- EXERCISE INSTRUCTIONS: Leave out the pictures and copy each record below exactly.

[[ INFORMATION SHOWN, beginning ]]

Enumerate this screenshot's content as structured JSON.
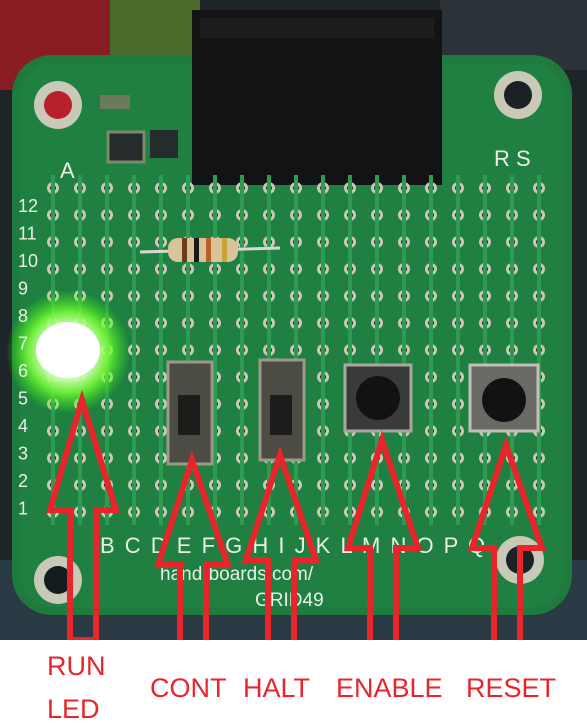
{
  "board": {
    "columns_top_left": "A",
    "columns_top_right": "R S",
    "row_numbers": [
      "12",
      "11",
      "10",
      "9",
      "8",
      "7",
      "6",
      "5",
      "4",
      "3",
      "2",
      "1"
    ],
    "column_letters": "B C D E F G H I J K L M N O P Q",
    "footer_line1": "hand-boards.com/",
    "footer_line2": "GRID49"
  },
  "labels": {
    "run": "RUN",
    "led": "LED",
    "cont": "CONT",
    "halt": "HALT",
    "enable": "ENABLE",
    "reset": "RESET"
  },
  "colors": {
    "pcb": "#1f7a3e",
    "pcb_dark": "#145a2c",
    "annotation": "#e8252a",
    "led_glow": "#b9ff6a"
  }
}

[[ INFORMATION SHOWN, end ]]

- RESPONSE TO THIS EXERCISE:
Enumerate this screenshot's content as structured JSON.
{
  "board": {
    "columns_top_left": "A",
    "columns_top_right": "R S",
    "row_numbers": [
      "12",
      "11",
      "10",
      "9",
      "8",
      "7",
      "6",
      "5",
      "4",
      "3",
      "2",
      "1"
    ],
    "column_letters": "B C D E F G H I J K L M N O P Q",
    "footer_line1": "hand-boards.com/",
    "footer_line2": "GRID49"
  },
  "labels": {
    "run": "RUN",
    "led": "LED",
    "cont": "CONT",
    "halt": "HALT",
    "enable": "ENABLE",
    "reset": "RESET"
  },
  "colors": {
    "pcb": "#1f7a3e",
    "pcb_dark": "#145a2c",
    "annotation": "#e8252a",
    "led_glow": "#b9ff6a"
  }
}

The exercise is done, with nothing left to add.